    Have to chime in that the *worst* job I had in my life (in the UK) was teaching EFL at a language centre. Nothing is worse than working for a company who hires a full time "curriculum developer" (or "materials manager"), who is a non-native speaker, who sits in a nice office, who never comes up to the grimy teacher's room to see what we're actually doing, who gets a regular pay check (while you make just a few pounds *per teaching hour only*!), to make crappy "curriculum" that is completely disconnected from what you as the teacher are experiencing and doing in the classroom. Teachers who are well qualified and experienced know how to teach with *nothing* (there's even good books on this ) -- so what is the big bonus of having "special" curriculum? Plenty of good resources already out there, which teachers will already know and know how to use. At least as far as teaching a language as a second or foreign language is concerned. But note, that this was an experience not in Hong Kong and it was teaching EFL or ESL to adults and teenagers (not this whole crazy exam tutoring thing).

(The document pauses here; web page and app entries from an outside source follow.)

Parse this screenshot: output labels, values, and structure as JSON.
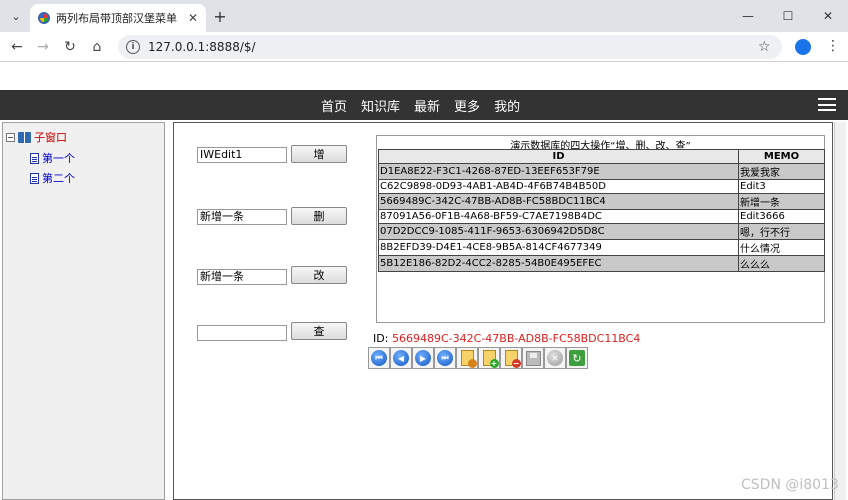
{
  "browser": {
    "tab_title": "两列布局带顶部汉堡菜单",
    "url": "127.0.0.1:8888/$/"
  },
  "navbar": {
    "items": [
      "首页",
      "知识库",
      "最新",
      "更多",
      "我的"
    ]
  },
  "tree": {
    "root_label": "子窗口",
    "children": [
      "第一个",
      "第二个"
    ]
  },
  "form": {
    "rows": [
      {
        "input_value": "IWEdit1",
        "button_label": "增"
      },
      {
        "input_value": "新增一条",
        "button_label": "删"
      },
      {
        "input_value": "新增一条",
        "button_label": "改"
      },
      {
        "input_value": "",
        "button_label": "查"
      }
    ]
  },
  "grid": {
    "caption": "演示数据库的四大操作“增、删、改、查”",
    "columns": [
      "ID",
      "MEMO"
    ],
    "rows": [
      {
        "id": "D1EA8E22-F3C1-4268-87ED-13EEF653F79E",
        "memo": "我爱我家"
      },
      {
        "id": "C62C9898-0D93-4AB1-AB4D-4F6B74B4B50D",
        "memo": "Edit3"
      },
      {
        "id": "5669489C-342C-47BB-AD8B-FC58BDC11BC4",
        "memo": "新增一条"
      },
      {
        "id": "87091A56-0F1B-4A68-BF59-C7AE7198B4DC",
        "memo": "Edit3666"
      },
      {
        "id": "07D2DCC9-1085-411F-9653-6306942D5D8C",
        "memo": "嗯，行不行"
      },
      {
        "id": "8B2EFD39-D4E1-4CE8-9B5A-814CF4677349",
        "memo": "什么情况"
      },
      {
        "id": "5B12E186-82D2-4CC2-8285-54B0E495EFEC",
        "memo": "么么么"
      }
    ]
  },
  "current": {
    "label": "ID:",
    "value": "5669489C-342C-47BB-AD8B-FC58BDC11BC4"
  },
  "watermark": "CSDN @i8013",
  "colors": {
    "navbar_bg": "#333333",
    "id_value": "#e02020",
    "tree_root": "#cc0000",
    "tree_child": "#0000cc"
  }
}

    If you think you have a novel approach with curriculum, then go into publishing, but I'm not sure starting a teaching centre around it is a good idea here. I just want to share how it can feel as the teacher to work for a place that emphasizes curriculum too much.

    HKtostay likes this.

  7. #7

    Join Date
    Mar 2014
    Posts
    3

    Well, I'm the former owner of a tuition school in HK. I had the centre for abt 12 yrs.
    It was successful and paid me a pretty good living for 10/12 years. Why this worked?...I built up a big client base of home students before I committed to any rent. And my over heads were kept low as I was a FT time too, the Manager and I had low rent in a "basic" shopping centre...but a centre with many kids visiting....I took abt 100 students with me from my home. Those students were built over years.... I'll tell you now.....don't rent over $25k pm and have a client base of at least 30 kids...before you start this....or you will be very challenged to make money. I had rents of only abt $14 k and had 200 plus kids per week. I made money...enough for a decent lifestyle ......U cn imagine though if yr rent is say $35 k,,,,,,how many students you'll need to consistently get...........You'll be better off being a home tutor....


  8. #8

    Join Date
    Mar 2019
    Posts
    1

    Opening a small language center

    Dear Geoexpat friends


    I am planning to.open a private language centre ...
    I'm looking at max 1- 6 kids per class .
    What are the rules to open ? How and where can I register ?who can help and advice ..
    Thank you


  9. #9

    Join Date
    Feb 2011
    Location
    Hong Kong
    Posts
    5,491

    Are you seriously asking this?